On the first Sunday in Advent, we remember that Christ comes to us in darkness.  Jesus was born at night, in a messy stall.  This indicates that his presence, our healing, and our salvation, are always taking place in the dark and messy parts of life.  During this season of encroaching darkness, we celebrate the coming of the Light of the World, which dispels the darkness.  An integral part of Advent involves the lighting of candles, whose tiny, pathetic flames stand defiantly against the night. They say, “No matter how much waiting—and working—lies between now and the dawn, we are not giving up hope.”

The second Sunday in Advent continues the theme of longing and expectation, but the focus shifts from God coming to us in darkness to God coming to us in the wilderness. The wilderness is a place of solitude, a place without all the comforts of home, a place where people are put in a position of having to rely on God, in order to survive. And that is a good place to be. God does some of his best work in the hearts of his people out in the wilderness.


When we think of wilderness, we think of a mountainous, thickly wooded place with wild rivers like West Virginia or the Upper Peninsula of Michigan.  But in Bible times a wilderness was a desert—a place where nothing grew because there was little or no water.  So, when you think of a wilderness as the Bible presents it, don’t think of West Virginia or Michigan.  Think of a place like Arizona or West Texas—desert.


The desert is a place of thorns, sagebrush, and dust where nothing grows. The desert cannot sustain life. It’s a place of thirst where there is no water. There’s no bread in the desert. You can’t till the sand and plant wheat in the desert. It’s a place of thirst, hunger, and loneliness.

The desert can’t support a community and life. Until air conditioning and irrigation came to Arizona, no one lived there. It was simply uninhabitable.


But God inhabits the desert, and as a rule, that’s where you meet God. Where was Moses when he met God in the burning bush?  In the desert.  And Jacob, when he met God through a wrestling match, where was he?  In the desert. Why is the desert the place to meet God?  Because the desert is a place where you can’t stay alive without the intervention of God.

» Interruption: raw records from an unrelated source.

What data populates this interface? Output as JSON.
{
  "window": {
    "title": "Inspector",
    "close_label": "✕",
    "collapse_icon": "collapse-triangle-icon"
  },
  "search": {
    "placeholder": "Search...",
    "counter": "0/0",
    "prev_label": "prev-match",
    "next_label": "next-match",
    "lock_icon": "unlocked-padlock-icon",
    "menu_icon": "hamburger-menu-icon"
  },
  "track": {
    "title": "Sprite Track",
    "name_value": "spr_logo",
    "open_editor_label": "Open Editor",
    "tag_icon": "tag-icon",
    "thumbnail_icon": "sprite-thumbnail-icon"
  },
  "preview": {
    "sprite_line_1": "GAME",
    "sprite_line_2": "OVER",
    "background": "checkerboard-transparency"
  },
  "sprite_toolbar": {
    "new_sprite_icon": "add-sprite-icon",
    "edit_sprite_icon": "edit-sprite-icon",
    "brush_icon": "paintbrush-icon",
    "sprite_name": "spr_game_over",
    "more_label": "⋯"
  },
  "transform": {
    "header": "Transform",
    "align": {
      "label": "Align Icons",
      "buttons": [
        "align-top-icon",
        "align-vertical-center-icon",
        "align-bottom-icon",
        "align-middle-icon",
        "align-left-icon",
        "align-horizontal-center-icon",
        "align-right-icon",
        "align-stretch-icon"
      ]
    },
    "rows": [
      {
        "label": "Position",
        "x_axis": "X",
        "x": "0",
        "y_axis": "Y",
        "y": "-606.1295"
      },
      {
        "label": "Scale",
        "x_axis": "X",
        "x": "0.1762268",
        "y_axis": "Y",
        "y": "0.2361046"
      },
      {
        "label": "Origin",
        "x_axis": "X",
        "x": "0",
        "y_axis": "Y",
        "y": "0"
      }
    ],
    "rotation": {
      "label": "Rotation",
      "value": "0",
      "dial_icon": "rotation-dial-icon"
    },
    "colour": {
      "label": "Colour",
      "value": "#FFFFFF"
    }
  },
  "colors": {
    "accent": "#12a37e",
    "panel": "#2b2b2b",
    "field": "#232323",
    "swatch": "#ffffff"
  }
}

In the desert, all the wells go dry and all your bread goes moldy. So God leads his people into the desert to worship and he provides for them by bringing water from the rock to drink and manna from heaven to eat. In the desert, apart from the saving intervention of God, you have no hope at all.


Most of us don’t see our true dependency on God until we go through a desert experience.  A desert experience is when something you have looked to as your real hope breaks down and fails you.   It could be a job or a husband or a wife.  It could be your kids.  It could be any number of things.


Since God comes to us in the wilderness, it stands to reason that God’s representative would be a “wild man.”  In the first chapter of Mark, we are introduced to a wild-looking man in the wilderness.  He’s a PK (priest’s kid), but he dresses like a prophet, cloaking himself in a garment made of camel’s hair.  His diet is also rather wild—locusts and wild honey.


John appears in the wilderness, preaching a message calling for repentance and baptism.  But John preaches something else.  He preaches the message of Advent—the King is coming.  Prepare to meet him.  He will come to you in what may seem to an unlikely place, but is actually the most likely of all places to meet God—the wilderness.